Emma Langford, award-winning nu-folk singer-songwriter and recent Grammy longlist nominee, just returned from a month-long tour of Germany that was originally scheduled for March 2020.
She says she’s tired, but when asked about her upcoming show in Dolan’s Warehouse, you can see that weariness isn’t going to carry itself onto the only gig that ever matters for artists – the next one.
Limerick Voice reporter, Adam Leahy, spoke to the ‘Birdsong’ musician about how the Covid-19 pandemic impacted her.
“I’m still kind of in the mires of all of the emotional hangover that’s come with the pandemic,” she says.
“I’m writing. I’m writing about how that feels. And I’m acknowledging it all as valid.
“But the writing feels clunky. It feels very on the nose at the moment, for me, now,” she said.
This emotional hangover, Emma intimates, is how many artists like her have been feeling since lockdown restrictions, in their varying forms, have been in place since March 2020.
The pandemic has taken a huge toll on Ireland’s creative class.
Not just in the work they do, but in how they deliver that work to audiences.
Commenting on the now common “pod” seating system – in which full tables or booths are sold as ticket packages exclusively – Emma suggests a lot of concertgoers are being excluded. A factor that impacts fans as much as it does an artist’s ticket revenue.
“A lot of people don’t have three people they want to go a show with.
“Some people don’t have one person they want to go to a show with and that whole situation actively prohibited those people from attending gigs,” Emma added.
She highlighted how a whole generation of artists were locked out of the smaller bars and venues artists of her generation would have used previously to “cut their teeth”, or deprived of supporting opportunities for established artists on account of venue capacity restrictions.
She wonders aloud how that will impact the next wave of performers.
Emma is also quick to note that artists and their fans aren’t the only ones feeling the brunt of current restrictions.
The pandemic has caused a 360-degree creative vacuum in the music industry.
“There’s a whole string of fantastic sound and lighting engineers who we’re not going to see come back to music for years because they’ve been tied into contracts with film and TV – because that’s where the consistent work is. So there’s a dearth in the industry there.”
In light of her struggle writing new material across the pandemic and the dearth of technical expertise, the crafty Langford turned her attentions to the more technological side of the stage.
“I threw myself into learning new skills like learning how to produce music, learning how to use equipment, learning to manage the streaming and recording side of things myself. Just to be self-sufficient.”
Fans of Emma Langford will soon find out how much the upskilling has paid off as she approaches her third studio album – currently being penned as part of her Music Network and Arts Council-funded residency in Ballyvourney, Co Cork.

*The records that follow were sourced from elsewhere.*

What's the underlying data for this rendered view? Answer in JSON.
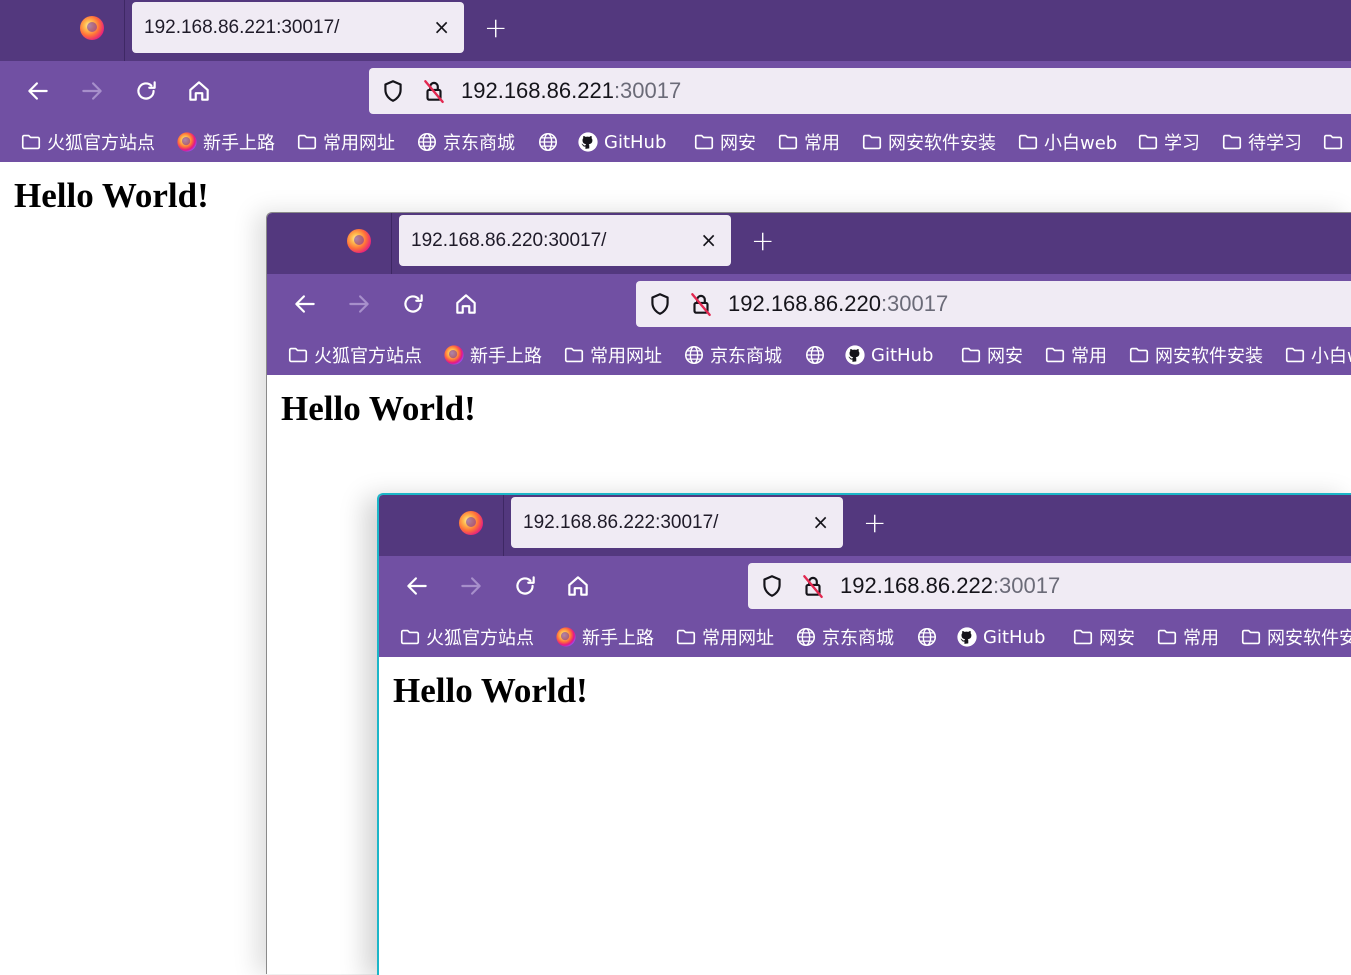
{
  "windows": [
    {
      "tab_title": "192.168.86.221:30017/",
      "url_host": "192.168.86.221",
      "url_port": ":30017",
      "heading": "Hello World!"
    },
    {
      "tab_title": "192.168.86.220:30017/",
      "url_host": "192.168.86.220",
      "url_port": ":30017",
      "heading": "Hello World!"
    },
    {
      "tab_title": "192.168.86.222:30017/",
      "url_host": "192.168.86.222",
      "url_port": ":30017",
      "heading": "Hello World!"
    }
  ],
  "tab_close": "×",
  "new_tab": "+",
  "bookmarks": [
    {
      "label": "火狐官方站点",
      "icon": "folder-icon"
    },
    {
      "label": "新手上路",
      "icon": "firefox-icon"
    },
    {
      "label": "常用网址",
      "icon": "folder-icon"
    },
    {
      "label": "京东商城",
      "icon": "globe-icon"
    },
    {
      "label": "",
      "icon": "globe-icon"
    },
    {
      "label": "GitHub",
      "icon": "github-icon"
    },
    {
      "label": "网安",
      "icon": "folder-icon"
    },
    {
      "label": "常用",
      "icon": "folder-icon"
    },
    {
      "label": "网安软件安装",
      "icon": "folder-icon"
    },
    {
      "label": "小白web",
      "icon": "folder-icon"
    },
    {
      "label": "学习",
      "icon": "folder-icon"
    },
    {
      "label": "待学习",
      "icon": "folder-icon"
    },
    {
      "label": "",
      "icon": "folder-icon"
    }
  ],
  "colors": {
    "tab_strip": "#53387e",
    "toolbar": "#7150a3",
    "active_tab": "#f0ebf4",
    "focus_border": "#1cb6c8"
  }
}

Emma teases that her upcoming album is set to be a concept album inspired by strong Irish female figures.
“It’s about women in Irish history, be they real or mythological. That’s the next album, all going well.” She adds with a chuckle: “We’re writing songs about Gobnait, the Patron Saint of Bees.”
“Myself and two of my collaborators have been spending the past few months reading and researching, visiting Ballyvourney, writing songs.

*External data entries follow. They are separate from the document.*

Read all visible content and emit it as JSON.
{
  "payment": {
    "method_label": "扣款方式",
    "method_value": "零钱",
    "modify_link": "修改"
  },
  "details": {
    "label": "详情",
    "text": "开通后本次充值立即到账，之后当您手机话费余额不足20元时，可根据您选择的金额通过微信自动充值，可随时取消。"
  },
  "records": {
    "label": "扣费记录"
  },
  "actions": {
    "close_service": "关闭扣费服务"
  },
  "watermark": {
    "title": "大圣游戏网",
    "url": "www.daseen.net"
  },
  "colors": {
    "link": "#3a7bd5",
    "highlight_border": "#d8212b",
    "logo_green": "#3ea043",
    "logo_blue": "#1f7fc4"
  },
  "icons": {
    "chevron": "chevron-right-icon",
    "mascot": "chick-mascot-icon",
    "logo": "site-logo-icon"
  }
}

“So we’ll be hopefully performing a new piece of music in early November. And that’s going to be going forward to be part of a larger body of work around women in Irish history and mythology.”